What to work on:
The data must be returned in full, with no character altered.

(Items listed in a dataset)

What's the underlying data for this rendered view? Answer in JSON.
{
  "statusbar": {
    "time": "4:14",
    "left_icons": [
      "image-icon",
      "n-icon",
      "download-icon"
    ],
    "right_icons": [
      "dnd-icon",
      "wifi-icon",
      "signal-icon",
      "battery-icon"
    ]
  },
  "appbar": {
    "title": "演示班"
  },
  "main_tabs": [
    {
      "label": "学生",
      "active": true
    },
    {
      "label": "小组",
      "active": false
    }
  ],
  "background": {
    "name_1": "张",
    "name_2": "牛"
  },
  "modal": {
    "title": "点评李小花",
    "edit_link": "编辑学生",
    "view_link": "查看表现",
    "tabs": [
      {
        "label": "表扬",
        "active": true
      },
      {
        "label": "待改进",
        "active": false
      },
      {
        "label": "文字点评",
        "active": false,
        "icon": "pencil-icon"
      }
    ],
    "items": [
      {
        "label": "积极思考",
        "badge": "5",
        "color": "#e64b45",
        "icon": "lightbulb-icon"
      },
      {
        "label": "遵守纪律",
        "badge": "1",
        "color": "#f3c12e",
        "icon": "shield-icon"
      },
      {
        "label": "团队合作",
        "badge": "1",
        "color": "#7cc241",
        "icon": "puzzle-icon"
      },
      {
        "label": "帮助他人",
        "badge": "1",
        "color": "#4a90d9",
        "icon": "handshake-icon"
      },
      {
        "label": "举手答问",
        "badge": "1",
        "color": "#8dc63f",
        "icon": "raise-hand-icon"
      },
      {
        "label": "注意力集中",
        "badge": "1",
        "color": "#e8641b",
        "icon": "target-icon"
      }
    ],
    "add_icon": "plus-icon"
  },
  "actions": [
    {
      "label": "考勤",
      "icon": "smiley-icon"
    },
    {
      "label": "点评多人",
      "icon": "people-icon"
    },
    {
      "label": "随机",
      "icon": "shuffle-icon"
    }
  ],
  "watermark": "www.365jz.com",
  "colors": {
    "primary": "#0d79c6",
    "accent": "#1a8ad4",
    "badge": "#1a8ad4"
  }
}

Solution for this problem:
What's the underlying data for this rendered view? Answer in JSON.
{
  "statusbar": {
    "time": "4:14",
    "left_icons": [
      "image-icon",
      "n-icon",
      "download-icon"
    ],
    "right_icons": [
      "dnd-icon",
      "wifi-icon",
      "signal-icon",
      "battery-icon"
    ]
  },
  "appbar": {
    "title": "演示班"
  },
  "main_tabs": [
    {
      "label": "学生",
      "active": true
    },
    {
      "label": "小组",
      "active": false
    }
  ],
  "background": {
    "name_1": "张",
    "name_2": "牛"
  },
  "modal": {
    "title": "点评李小花",
    "edit_link": "编辑学生",
    "view_link": "查看表现",
    "tabs": [
      {
        "label": "表扬",
        "active": true
      },
      {
        "label": "待改进",
        "active": false
      },
      {
        "label": "文字点评",
        "active": false,
        "icon": "pencil-icon"
      }
    ],
    "items": [
      {
        "label": "积极思考",
        "badge": "5",
        "color": "#e64b45",
        "icon": "lightbulb-icon"
      },
      {
        "label": "遵守纪律",
        "badge": "1",
        "color": "#f3c12e",
        "icon": "shield-icon"
      },
      {
        "label": "团队合作",
        "badge": "1",
        "color": "#7cc241",
        "icon": "puzzle-icon"
      },
      {
        "label": "帮助他人",
        "badge": "1",
        "color": "#4a90d9",
        "icon": "handshake-icon"
      },
      {
        "label": "举手答问",
        "badge": "1",
        "color": "#8dc63f",
        "icon": "raise-hand-icon"
      },
      {
        "label": "注意力集中",
        "badge": "1",
        "color": "#e8641b",
        "icon": "target-icon"
      }
    ],
    "add_icon": "plus-icon"
  },
  "actions": [
    {
      "label": "考勤",
      "icon": "smiley-icon"
    },
    {
      "label": "点评多人",
      "icon": "people-icon"
    },
    {
      "label": "随机",
      "icon": "shuffle-icon"
    }
  ],
  "watermark": "www.365jz.com",
  "colors": {
    "primary": "#0d79c6",
    "accent": "#1a8ad4",
    "badge": "#1a8ad4"
  }
}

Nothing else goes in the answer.